----- Records for the exercise

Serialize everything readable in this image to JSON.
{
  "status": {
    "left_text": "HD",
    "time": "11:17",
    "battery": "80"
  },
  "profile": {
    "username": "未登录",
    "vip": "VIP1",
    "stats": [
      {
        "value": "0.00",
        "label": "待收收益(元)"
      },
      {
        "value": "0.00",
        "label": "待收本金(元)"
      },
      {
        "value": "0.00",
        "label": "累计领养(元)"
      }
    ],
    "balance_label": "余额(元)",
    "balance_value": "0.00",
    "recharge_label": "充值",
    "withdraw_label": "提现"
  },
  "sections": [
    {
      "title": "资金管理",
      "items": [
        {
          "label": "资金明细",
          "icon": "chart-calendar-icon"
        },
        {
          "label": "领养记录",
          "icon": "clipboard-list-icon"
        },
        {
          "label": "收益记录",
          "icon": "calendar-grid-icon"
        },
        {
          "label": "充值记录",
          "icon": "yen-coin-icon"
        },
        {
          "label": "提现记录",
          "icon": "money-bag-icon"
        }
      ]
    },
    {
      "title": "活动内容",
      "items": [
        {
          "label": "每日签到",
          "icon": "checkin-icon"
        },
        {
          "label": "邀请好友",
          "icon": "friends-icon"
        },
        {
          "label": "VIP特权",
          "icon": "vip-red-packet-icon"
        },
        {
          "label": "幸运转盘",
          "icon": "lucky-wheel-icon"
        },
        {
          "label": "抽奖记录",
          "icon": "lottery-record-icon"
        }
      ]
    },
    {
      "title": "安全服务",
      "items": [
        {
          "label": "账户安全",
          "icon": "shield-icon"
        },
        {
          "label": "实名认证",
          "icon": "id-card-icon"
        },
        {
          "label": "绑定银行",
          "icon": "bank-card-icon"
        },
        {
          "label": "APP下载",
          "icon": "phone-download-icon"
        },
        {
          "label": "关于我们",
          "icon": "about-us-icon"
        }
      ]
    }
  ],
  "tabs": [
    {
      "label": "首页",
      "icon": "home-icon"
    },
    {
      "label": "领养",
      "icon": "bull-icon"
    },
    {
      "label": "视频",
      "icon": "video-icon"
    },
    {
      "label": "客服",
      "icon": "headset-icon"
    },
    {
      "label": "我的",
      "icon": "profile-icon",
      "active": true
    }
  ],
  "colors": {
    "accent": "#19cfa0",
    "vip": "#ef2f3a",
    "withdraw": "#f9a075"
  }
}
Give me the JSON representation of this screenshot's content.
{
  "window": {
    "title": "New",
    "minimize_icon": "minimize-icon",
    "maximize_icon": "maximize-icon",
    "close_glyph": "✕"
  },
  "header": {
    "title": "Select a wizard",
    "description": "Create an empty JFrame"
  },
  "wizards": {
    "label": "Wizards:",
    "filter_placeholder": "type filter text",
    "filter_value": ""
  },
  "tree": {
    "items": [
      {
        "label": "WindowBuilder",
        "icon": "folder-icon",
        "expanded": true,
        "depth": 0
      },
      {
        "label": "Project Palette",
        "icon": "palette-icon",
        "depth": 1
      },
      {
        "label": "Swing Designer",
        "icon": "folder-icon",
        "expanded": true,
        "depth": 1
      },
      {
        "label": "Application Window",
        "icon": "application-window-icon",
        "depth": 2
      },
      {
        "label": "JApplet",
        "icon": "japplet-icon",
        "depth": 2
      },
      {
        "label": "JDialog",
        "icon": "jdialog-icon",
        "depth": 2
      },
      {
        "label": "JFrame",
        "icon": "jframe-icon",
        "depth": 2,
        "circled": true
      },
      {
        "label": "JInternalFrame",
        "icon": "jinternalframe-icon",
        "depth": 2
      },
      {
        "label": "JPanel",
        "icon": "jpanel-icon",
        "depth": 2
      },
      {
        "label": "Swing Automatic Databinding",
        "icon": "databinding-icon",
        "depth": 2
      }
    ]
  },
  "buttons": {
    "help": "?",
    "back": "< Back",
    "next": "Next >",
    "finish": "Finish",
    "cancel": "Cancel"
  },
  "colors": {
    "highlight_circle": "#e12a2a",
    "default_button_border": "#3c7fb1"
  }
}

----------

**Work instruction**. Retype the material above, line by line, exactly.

**Problem solution**.
Serialize everything readable in this image to JSON.
{
  "status": {
    "left_text": "HD",
    "time": "11:17",
    "battery": "80"
  },
  "profile": {
    "username": "未登录",
    "vip": "VIP1",
    "stats": [
      {
        "value": "0.00",
        "label": "待收收益(元)"
      },
      {
        "value": "0.00",
        "label": "待收本金(元)"
      },
      {
        "value": "0.00",
        "label": "累计领养(元)"
      }
    ],
    "balance_label": "余额(元)",
    "balance_value": "0.00",
    "recharge_label": "充值",
    "withdraw_label": "提现"
  },
  "sections": [
    {
      "title": "资金管理",
      "items": [
        {
          "label": "资金明细",
          "icon": "chart-calendar-icon"
        },
        {
          "label": "领养记录",
          "icon": "clipboard-list-icon"
        },
        {
          "label": "收益记录",
          "icon": "calendar-grid-icon"
        },
        {
          "label": "充值记录",
          "icon": "yen-coin-icon"
        },
        {
          "label": "提现记录",
          "icon": "money-bag-icon"
        }
      ]
    },
    {
      "title": "活动内容",
      "items": [
        {
          "label": "每日签到",
          "icon": "checkin-icon"
        },
        {
          "label": "邀请好友",
          "icon": "friends-icon"
        },
        {
          "label": "VIP特权",
          "icon": "vip-red-packet-icon"
        },
        {
          "label": "幸运转盘",
          "icon": "lucky-wheel-icon"
        },
        {
          "label": "抽奖记录",
          "icon": "lottery-record-icon"
        }
      ]
    },
    {
      "title": "安全服务",
      "items": [
        {
          "label": "账户安全",
          "icon": "shield-icon"
        },
        {
          "label": "实名认证",
          "icon": "id-card-icon"
        },
        {
          "label": "绑定银行",
          "icon": "bank-card-icon"
        },
        {
          "label": "APP下载",
          "icon": "phone-download-icon"
        },
        {
          "label": "关于我们",
          "icon": "about-us-icon"
        }
      ]
    }
  ],
  "tabs": [
    {
      "label": "首页",
      "icon": "home-icon"
    },
    {
      "label": "领养",
      "icon": "bull-icon"
    },
    {
      "label": "视频",
      "icon": "video-icon"
    },
    {
      "label": "客服",
      "icon": "headset-icon"
    },
    {
      "label": "我的",
      "icon": "profile-icon",
      "active": true
    }
  ],
  "colors": {
    "accent": "#19cfa0",
    "vip": "#ef2f3a",
    "withdraw": "#f9a075"
  }
}
Give me the JSON representation of this screenshot's content.
{
  "window": {
    "title": "New",
    "minimize_icon": "minimize-icon",
    "maximize_icon": "maximize-icon",
    "close_glyph": "✕"
  },
  "header": {
    "title": "Select a wizard",
    "description": "Create an empty JFrame"
  },
  "wizards": {
    "label": "Wizards:",
    "filter_placeholder": "type filter text",
    "filter_value": ""
  },
  "tree": {
    "items": [
      {
        "label": "WindowBuilder",
        "icon": "folder-icon",
        "expanded": true,
        "depth": 0
      },
      {
        "label": "Project Palette",
        "icon": "palette-icon",
        "depth": 1
      },
      {
        "label": "Swing Designer",
        "icon": "folder-icon",
        "expanded": true,
        "depth": 1
      },
      {
        "label": "Application Window",
        "icon": "application-window-icon",
        "depth": 2
      },
      {
        "label": "JApplet",
        "icon": "japplet-icon",
        "depth": 2
      },
      {
        "label": "JDialog",
        "icon": "jdialog-icon",
        "depth": 2
      },
      {
        "label": "JFrame",
        "icon": "jframe-icon",
        "depth": 2,
        "circled": true
      },
      {
        "label": "JInternalFrame",
        "icon": "jinternalframe-icon",
        "depth": 2
      },
      {
        "label": "JPanel",
        "icon": "jpanel-icon",
        "depth": 2
      },
      {
        "label": "Swing Automatic Databinding",
        "icon": "databinding-icon",
        "depth": 2
      }
    ]
  },
  "buttons": {
    "help": "?",
    "back": "< Back",
    "next": "Next >",
    "finish": "Finish",
    "cancel": "Cancel"
  },
  "colors": {
    "highlight_circle": "#e12a2a",
    "default_button_border": "#3c7fb1"
  }
}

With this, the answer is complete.